In a small town where people-watching is more popular than phone-watching, its seems I am the most interesting item of the day, week or month. The staring is familiar from my childhood in rural Ireland, in an era when emigration was more common than immigration. I could go for a year without seeing a brown face other than my mum or brother. You never really get used to being stared at, but my style comes from an expectation being watched ...so why not turn up the colour?Walking alone in the historic centre of Montescaglioso, I wonder when was the last time they saw a black person. The curious, blank stares of old men and women. I greet them politely, I get a polite reply. The unwavering, objectifying stares of a group of men outside a bar or going by on a truck. I ignore or stare back. Kissing noises when I walk by. At what age they learn to relate to women this way? Its intimidating, but people don't lock their doors here. I feel safe enough. And did I mention the baby stares? But they're cute... and it's fun to stare back, make faces and wait for mama to turn around and see what's going on. It's totally different when I walk with a friend, or a local. People may stare, but the stares bounce off.

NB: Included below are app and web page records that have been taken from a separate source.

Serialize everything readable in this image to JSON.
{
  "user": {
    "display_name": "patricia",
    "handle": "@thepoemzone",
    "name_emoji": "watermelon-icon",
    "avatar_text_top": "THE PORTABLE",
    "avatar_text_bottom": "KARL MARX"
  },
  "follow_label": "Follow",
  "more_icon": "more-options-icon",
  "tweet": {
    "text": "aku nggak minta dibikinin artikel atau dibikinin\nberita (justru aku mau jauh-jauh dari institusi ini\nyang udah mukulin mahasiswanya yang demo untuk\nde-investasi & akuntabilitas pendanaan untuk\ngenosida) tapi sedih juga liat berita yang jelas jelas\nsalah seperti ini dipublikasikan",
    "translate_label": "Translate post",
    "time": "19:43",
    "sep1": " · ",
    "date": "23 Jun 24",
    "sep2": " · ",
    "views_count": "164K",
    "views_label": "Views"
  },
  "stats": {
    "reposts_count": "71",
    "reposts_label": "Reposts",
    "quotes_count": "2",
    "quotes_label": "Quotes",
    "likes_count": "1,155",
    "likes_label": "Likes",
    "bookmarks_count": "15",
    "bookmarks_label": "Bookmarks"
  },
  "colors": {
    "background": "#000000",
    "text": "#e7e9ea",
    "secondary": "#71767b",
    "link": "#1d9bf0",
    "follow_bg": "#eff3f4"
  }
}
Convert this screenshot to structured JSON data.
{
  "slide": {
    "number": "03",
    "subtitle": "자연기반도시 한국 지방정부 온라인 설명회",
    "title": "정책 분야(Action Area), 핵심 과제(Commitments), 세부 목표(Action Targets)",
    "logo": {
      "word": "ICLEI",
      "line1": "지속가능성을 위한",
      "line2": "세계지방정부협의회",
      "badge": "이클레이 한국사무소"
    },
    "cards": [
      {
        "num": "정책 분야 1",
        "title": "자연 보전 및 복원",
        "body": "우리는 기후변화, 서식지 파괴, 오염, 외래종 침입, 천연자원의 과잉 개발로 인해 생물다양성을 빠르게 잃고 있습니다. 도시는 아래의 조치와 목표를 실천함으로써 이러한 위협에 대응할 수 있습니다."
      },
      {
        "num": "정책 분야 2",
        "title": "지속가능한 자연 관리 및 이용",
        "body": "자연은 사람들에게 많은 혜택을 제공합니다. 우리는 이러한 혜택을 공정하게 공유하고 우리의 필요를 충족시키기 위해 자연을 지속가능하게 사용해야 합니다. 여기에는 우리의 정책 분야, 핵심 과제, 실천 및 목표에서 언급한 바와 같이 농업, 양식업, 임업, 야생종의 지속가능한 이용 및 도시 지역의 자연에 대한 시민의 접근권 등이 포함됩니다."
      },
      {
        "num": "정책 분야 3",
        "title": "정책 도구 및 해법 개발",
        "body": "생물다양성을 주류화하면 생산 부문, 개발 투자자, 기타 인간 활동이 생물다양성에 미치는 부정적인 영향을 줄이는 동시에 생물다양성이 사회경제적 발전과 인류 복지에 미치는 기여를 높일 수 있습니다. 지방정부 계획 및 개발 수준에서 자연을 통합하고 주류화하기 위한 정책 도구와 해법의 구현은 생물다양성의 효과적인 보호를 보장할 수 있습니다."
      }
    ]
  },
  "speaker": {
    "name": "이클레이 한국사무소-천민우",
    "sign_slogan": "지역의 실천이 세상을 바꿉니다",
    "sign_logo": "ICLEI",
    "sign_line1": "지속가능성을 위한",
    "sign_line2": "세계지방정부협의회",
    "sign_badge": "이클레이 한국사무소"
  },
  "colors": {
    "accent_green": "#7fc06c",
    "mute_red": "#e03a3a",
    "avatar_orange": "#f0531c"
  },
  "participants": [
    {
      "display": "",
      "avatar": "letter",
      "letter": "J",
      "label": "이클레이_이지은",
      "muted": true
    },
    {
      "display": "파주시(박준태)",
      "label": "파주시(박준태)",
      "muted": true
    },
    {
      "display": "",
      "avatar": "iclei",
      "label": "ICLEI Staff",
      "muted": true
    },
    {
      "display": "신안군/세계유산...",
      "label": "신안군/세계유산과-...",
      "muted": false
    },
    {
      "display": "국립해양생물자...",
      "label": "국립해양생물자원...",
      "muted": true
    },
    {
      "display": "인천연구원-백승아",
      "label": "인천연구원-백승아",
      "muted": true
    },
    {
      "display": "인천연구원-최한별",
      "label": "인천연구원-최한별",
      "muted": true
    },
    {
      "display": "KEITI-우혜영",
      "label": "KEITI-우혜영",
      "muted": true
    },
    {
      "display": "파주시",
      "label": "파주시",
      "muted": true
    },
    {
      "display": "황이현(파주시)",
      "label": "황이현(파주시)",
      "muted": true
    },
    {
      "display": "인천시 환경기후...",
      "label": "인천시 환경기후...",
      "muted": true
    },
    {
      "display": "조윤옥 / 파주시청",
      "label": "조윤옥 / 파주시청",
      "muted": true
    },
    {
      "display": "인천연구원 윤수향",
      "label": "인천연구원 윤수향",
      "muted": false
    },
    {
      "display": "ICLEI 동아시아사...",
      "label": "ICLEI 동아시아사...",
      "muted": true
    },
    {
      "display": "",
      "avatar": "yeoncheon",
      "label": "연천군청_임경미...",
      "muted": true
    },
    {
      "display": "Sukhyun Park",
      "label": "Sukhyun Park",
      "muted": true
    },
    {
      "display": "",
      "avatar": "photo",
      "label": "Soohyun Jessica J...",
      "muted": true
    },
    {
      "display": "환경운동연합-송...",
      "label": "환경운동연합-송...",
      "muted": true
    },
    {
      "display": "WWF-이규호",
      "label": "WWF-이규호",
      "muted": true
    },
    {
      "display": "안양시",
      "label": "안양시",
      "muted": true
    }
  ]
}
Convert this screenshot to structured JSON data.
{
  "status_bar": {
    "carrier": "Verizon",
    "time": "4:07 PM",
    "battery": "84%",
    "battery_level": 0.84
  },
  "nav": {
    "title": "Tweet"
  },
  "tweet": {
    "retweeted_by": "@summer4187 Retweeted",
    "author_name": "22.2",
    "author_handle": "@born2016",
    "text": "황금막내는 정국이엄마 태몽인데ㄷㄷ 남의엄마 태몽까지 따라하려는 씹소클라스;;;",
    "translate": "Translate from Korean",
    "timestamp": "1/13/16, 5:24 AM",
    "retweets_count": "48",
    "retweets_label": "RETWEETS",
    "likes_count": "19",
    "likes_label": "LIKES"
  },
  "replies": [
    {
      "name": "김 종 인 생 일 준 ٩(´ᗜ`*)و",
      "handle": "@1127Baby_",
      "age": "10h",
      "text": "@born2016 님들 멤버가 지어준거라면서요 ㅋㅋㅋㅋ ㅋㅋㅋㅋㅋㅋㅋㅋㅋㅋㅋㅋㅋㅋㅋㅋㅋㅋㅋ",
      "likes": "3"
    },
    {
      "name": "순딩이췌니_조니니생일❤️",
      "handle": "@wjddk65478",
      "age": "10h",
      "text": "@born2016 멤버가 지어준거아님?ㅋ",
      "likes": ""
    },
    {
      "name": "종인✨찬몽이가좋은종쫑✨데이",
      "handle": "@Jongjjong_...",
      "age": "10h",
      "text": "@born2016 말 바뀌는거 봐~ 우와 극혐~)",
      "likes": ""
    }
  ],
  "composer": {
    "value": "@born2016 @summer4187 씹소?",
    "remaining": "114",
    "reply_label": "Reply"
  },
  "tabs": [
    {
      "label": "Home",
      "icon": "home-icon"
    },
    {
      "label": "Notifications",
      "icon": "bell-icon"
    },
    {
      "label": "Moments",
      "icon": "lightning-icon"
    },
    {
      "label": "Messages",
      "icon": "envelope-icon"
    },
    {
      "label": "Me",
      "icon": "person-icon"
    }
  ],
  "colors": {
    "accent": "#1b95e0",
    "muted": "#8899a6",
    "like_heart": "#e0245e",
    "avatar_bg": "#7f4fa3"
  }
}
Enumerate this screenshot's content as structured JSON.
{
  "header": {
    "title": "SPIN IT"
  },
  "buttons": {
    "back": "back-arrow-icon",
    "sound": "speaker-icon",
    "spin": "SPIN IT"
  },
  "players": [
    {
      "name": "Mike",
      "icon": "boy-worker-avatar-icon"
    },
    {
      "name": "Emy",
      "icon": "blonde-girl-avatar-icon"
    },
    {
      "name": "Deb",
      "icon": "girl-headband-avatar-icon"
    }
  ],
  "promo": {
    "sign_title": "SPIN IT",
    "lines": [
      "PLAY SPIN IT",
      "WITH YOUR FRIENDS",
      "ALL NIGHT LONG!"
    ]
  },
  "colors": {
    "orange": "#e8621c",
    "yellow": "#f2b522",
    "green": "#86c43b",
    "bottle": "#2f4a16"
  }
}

Despite people staring, and long nights sick with a hacking cough, I have really had a wonderful time in this Italian town, mainly thanks to my beautiful host family. Their hospitality is so warm it can only be described as loving. Also, we have similar interests and values. I can't believe my luck.
Earlier in the week Francesco and his son took me to an ancient stone shepherd's station at the top of a ravine, for a night of live music and cinema under the stars. Today Elizabetta served me her home-made orange cake, marmalade and peach gelato for breakfast before throwing on a CD of local taranta folk music and dancing with me. Then Francesco and Elizabetta took me fruit picking down the road about 15 mins, among olive groves and vineyards. We picked the prickly fruit of cactus, long dark pods of carob, delicious figs, pears. The almond crop is poor this year, maybe because the bees were affected by climate change ... but my first almond direct from the tree tasted amazing. We came home at lunchtime enjoyed the E.'s home-made whole-grain pasta, her home-made pickles, and amazing aubergine 'steaks' topped with scamorza soft cheese and tomato sauce. An ordinary summer day for these lovely people!
Yesterday evening in the village square there were more 20-something people than usual and less of the usual staring. A guy called Rocco started conversation and turned out to be a graphic designer ...he took me across the square into his uncles studio ....amazing poster designs for cultural events festooned the walls. Rocco shared some of the stories of these posters and local history with me. Then with his friend Silvia and his dog, we strolled around town walls, enjoying the views down over the valley. He showed me a hidden cellar door belonging to an abbey, where the monks used to keep their ice cubes, and where the Nazis hid sometime during World War II. So many stories here in the walls, so many myths.
My new friend is the named after Rocco the local hero saint. St Rocco's statue dominates the town square, and I just missed the annual festival in his honour on 20 August. Legend has it that Rocco saved the townspeople from an earthquake or possibly from the epidemic that followed the earthquake.
When we were sitting in having pizza a bunch of tween age kids ran by, dodging and weaving through the narrow lanes. They looked innocent and happy. Rocco said 'they can be dangerous, especially if they know where you live'. When he was their age, their posse used to pick on individuals sometimes ...water bomb or throw paper at them or taunt them. He only realised later that this was mean.
I told them that that I had been harassed for my grey hair and I had worried that they would throw stones. Sylvia, Rocco's friend told me she had been sitting on her balcony with her feet up and the kids yelled at her that her feet smelled. Innocent fun, i guess, if no stones get thrown. Rocco walked me home with a whole bunch of his friends.
So by the end of the week I had an interesting and unlikely local posse: young local designers and musicians. And the affectionate and fun host family of Betta and Francesco. No wonder I'm sad to leave...